*Task brief:* In the lines below, look for "like". Copy each line where it appears.

Supplied records Block Start

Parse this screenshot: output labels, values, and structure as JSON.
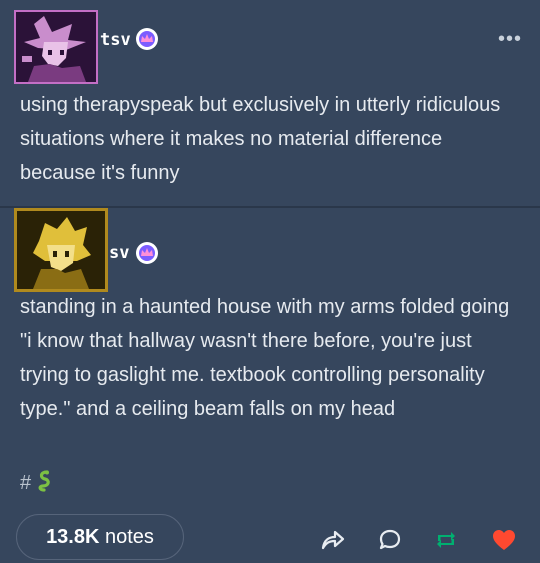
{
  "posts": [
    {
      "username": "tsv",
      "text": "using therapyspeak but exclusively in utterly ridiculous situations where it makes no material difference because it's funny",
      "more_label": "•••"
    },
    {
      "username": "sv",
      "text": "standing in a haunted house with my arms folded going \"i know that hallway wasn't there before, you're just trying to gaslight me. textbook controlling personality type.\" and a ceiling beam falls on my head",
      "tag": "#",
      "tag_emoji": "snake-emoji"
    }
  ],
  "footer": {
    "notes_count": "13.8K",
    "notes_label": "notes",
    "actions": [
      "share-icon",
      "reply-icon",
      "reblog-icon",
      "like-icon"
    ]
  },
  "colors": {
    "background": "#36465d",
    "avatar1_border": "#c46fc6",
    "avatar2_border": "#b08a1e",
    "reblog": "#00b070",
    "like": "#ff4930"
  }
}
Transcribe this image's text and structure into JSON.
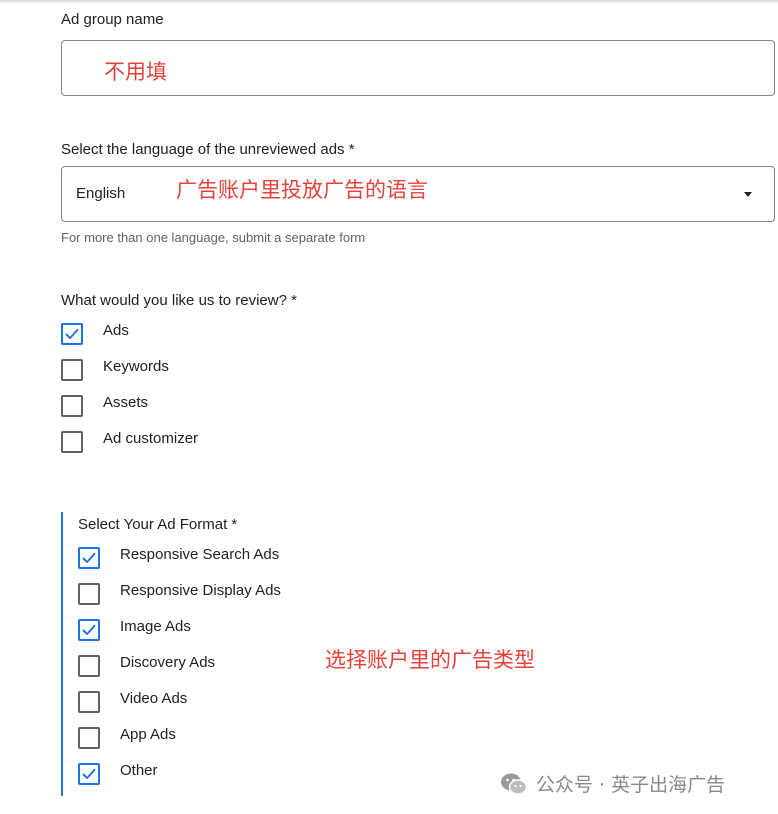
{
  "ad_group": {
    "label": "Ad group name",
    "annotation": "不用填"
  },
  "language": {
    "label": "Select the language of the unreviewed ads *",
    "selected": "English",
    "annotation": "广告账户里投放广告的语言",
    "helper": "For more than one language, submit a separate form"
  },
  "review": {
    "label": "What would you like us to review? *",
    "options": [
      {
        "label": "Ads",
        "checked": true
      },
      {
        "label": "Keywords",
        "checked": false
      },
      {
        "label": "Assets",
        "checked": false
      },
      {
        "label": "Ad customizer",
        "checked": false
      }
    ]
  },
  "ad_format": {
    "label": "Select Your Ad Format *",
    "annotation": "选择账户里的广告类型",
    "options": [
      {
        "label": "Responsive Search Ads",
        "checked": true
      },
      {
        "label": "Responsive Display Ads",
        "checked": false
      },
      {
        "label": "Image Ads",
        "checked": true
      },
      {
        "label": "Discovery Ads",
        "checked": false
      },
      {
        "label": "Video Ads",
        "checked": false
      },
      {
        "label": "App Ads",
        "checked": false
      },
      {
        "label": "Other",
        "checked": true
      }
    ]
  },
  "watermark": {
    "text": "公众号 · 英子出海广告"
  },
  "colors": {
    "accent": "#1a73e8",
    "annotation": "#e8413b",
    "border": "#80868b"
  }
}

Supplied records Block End

*Answer to this problem:*
      "like-icon"
    "like": "#ff4930"
    "label": "What would you like us to review? *",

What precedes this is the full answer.